Reproduce every line in the material below that holds "lost".

Data supplied:
******************************

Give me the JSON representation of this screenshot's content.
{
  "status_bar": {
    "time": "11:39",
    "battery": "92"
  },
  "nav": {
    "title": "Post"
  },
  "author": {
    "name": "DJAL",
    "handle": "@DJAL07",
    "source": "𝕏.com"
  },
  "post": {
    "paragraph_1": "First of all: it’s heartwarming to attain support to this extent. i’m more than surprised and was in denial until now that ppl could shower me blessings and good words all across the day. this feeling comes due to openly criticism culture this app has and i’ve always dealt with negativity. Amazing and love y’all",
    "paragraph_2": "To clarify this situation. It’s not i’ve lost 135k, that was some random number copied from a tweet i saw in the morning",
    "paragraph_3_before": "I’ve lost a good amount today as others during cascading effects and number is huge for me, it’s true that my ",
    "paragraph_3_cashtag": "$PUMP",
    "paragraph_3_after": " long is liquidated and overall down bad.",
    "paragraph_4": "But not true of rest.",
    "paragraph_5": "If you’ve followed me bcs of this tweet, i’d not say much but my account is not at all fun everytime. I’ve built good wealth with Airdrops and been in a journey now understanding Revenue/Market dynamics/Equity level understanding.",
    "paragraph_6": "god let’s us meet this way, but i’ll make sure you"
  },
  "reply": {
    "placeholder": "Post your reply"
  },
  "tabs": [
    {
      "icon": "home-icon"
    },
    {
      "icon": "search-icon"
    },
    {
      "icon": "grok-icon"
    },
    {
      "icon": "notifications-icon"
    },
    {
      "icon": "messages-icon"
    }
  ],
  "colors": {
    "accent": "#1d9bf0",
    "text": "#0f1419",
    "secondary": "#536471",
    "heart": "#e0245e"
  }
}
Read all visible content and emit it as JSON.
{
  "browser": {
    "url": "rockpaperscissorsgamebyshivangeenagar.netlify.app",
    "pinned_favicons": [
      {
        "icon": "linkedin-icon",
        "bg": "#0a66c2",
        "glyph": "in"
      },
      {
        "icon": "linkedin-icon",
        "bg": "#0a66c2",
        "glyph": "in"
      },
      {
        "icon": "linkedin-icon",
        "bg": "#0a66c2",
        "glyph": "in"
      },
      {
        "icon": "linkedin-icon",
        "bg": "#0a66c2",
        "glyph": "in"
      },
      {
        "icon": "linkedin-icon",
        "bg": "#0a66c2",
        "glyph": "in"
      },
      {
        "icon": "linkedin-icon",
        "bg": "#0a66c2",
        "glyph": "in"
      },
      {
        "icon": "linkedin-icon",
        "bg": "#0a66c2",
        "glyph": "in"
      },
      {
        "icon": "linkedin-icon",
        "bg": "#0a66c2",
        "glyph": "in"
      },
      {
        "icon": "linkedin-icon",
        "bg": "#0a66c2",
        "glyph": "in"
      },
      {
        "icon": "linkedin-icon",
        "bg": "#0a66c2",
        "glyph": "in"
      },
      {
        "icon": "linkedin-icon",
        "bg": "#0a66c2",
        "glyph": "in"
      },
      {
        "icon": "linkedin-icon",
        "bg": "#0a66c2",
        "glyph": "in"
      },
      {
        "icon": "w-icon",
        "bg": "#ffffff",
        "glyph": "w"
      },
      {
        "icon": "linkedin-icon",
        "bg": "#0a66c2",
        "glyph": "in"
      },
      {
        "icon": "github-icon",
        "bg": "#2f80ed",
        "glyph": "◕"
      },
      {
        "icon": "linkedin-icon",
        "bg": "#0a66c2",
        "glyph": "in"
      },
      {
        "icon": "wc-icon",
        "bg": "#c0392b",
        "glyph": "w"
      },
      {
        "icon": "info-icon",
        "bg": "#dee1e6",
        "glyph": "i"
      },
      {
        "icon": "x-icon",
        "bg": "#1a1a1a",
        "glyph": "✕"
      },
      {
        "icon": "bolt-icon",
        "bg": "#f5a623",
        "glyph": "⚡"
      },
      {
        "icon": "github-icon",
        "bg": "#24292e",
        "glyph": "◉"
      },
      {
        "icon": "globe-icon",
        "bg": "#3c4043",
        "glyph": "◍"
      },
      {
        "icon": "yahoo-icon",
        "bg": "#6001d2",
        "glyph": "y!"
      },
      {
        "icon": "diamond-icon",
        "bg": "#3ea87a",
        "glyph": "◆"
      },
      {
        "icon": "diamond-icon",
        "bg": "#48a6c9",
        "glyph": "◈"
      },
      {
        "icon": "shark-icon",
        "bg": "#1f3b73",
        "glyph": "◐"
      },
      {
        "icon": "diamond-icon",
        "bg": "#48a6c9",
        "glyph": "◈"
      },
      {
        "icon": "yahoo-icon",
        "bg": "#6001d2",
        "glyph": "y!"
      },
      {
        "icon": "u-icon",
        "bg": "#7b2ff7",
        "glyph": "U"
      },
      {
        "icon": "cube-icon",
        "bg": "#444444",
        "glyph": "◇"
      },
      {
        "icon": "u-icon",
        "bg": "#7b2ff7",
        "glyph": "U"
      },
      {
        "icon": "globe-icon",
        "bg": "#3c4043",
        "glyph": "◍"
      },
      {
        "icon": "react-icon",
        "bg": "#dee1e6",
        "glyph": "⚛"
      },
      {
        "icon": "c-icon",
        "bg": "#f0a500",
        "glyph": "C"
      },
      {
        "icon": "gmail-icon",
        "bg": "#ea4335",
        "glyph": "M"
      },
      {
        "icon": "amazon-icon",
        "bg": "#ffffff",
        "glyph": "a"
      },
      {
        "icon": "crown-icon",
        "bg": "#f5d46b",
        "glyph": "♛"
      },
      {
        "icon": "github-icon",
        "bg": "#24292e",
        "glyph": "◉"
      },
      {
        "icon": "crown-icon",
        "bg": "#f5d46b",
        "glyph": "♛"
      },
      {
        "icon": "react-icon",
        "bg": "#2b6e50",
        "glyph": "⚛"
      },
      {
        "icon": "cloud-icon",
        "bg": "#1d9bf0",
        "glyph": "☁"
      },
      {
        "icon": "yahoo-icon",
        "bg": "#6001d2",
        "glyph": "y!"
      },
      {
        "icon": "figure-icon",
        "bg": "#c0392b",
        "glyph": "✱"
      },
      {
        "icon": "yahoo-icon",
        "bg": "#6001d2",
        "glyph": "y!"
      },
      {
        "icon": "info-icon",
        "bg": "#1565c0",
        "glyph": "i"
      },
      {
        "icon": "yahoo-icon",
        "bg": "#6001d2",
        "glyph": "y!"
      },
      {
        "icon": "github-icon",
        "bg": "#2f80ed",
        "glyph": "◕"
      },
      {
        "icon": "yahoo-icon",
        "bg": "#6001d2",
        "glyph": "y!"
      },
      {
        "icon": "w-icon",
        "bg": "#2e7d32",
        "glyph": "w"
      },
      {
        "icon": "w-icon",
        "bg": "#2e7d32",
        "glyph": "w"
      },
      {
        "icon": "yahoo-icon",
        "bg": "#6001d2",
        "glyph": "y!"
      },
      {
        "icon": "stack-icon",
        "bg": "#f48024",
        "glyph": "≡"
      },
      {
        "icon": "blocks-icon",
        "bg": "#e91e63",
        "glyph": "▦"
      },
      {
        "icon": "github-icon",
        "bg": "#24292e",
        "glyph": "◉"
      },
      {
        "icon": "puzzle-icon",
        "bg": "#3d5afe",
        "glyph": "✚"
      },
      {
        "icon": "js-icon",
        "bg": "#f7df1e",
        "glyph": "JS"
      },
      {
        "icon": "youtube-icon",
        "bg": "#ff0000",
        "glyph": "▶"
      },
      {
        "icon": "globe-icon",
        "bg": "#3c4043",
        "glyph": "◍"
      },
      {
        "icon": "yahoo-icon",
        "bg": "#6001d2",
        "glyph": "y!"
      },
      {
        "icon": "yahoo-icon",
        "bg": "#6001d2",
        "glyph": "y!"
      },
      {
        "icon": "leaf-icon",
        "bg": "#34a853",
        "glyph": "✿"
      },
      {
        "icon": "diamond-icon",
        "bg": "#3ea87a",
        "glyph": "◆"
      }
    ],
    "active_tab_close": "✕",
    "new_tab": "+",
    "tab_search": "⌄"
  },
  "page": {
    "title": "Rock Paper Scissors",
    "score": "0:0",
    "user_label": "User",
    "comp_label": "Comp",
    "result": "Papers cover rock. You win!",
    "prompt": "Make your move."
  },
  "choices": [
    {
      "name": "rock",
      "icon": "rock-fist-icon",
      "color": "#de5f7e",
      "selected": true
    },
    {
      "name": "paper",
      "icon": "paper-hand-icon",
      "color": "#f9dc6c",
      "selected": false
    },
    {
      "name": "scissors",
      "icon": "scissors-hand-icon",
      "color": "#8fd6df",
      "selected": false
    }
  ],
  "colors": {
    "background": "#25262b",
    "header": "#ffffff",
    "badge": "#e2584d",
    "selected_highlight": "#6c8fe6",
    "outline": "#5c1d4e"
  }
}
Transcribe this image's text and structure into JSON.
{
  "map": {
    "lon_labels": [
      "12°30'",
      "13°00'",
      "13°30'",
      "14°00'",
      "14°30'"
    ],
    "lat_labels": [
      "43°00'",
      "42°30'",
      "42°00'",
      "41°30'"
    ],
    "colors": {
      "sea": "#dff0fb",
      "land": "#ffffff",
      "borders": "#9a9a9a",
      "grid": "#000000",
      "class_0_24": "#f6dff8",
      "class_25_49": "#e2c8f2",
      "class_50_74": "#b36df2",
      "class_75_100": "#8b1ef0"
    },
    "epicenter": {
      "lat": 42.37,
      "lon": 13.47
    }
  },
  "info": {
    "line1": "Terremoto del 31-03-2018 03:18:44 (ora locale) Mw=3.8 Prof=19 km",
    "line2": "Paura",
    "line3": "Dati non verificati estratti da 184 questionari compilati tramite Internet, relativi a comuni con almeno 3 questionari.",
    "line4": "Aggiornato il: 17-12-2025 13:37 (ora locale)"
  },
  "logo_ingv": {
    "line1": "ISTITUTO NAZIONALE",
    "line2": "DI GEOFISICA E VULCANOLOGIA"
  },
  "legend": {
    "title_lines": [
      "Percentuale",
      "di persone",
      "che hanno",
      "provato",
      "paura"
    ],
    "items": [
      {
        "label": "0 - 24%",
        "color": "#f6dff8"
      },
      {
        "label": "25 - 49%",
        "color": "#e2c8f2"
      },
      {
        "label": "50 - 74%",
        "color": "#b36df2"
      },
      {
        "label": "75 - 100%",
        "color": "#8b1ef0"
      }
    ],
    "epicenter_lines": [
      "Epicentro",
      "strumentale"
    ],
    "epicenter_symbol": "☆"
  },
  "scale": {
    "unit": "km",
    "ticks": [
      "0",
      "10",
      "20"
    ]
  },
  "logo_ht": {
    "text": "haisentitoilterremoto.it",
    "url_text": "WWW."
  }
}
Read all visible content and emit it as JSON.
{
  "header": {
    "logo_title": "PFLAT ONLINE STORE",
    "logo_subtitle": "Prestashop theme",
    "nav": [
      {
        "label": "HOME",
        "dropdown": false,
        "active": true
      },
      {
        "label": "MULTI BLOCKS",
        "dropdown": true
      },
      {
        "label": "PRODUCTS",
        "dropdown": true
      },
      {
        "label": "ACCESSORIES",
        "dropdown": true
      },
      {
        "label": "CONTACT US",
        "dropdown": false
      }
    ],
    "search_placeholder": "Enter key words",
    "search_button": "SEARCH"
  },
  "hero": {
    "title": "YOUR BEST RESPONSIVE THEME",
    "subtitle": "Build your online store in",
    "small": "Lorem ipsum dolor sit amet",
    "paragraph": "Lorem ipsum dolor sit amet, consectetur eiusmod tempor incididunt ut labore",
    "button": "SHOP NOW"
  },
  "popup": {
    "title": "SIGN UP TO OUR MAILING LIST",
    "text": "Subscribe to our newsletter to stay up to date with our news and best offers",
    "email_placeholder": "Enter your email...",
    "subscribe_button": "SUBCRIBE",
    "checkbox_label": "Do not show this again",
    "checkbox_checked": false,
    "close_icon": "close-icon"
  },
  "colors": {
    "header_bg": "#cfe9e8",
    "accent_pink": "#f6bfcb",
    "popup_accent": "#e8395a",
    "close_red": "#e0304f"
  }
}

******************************

Reply:
    "paragraph_2": "To clarify this situation. It’s not i’ve lost 135k, that was some random number copied from a tweet i saw in the morning",
    "paragraph_3_before": "I’ve lost a good amount today as others during cascading effects and number is huge for me, it’s true that my ",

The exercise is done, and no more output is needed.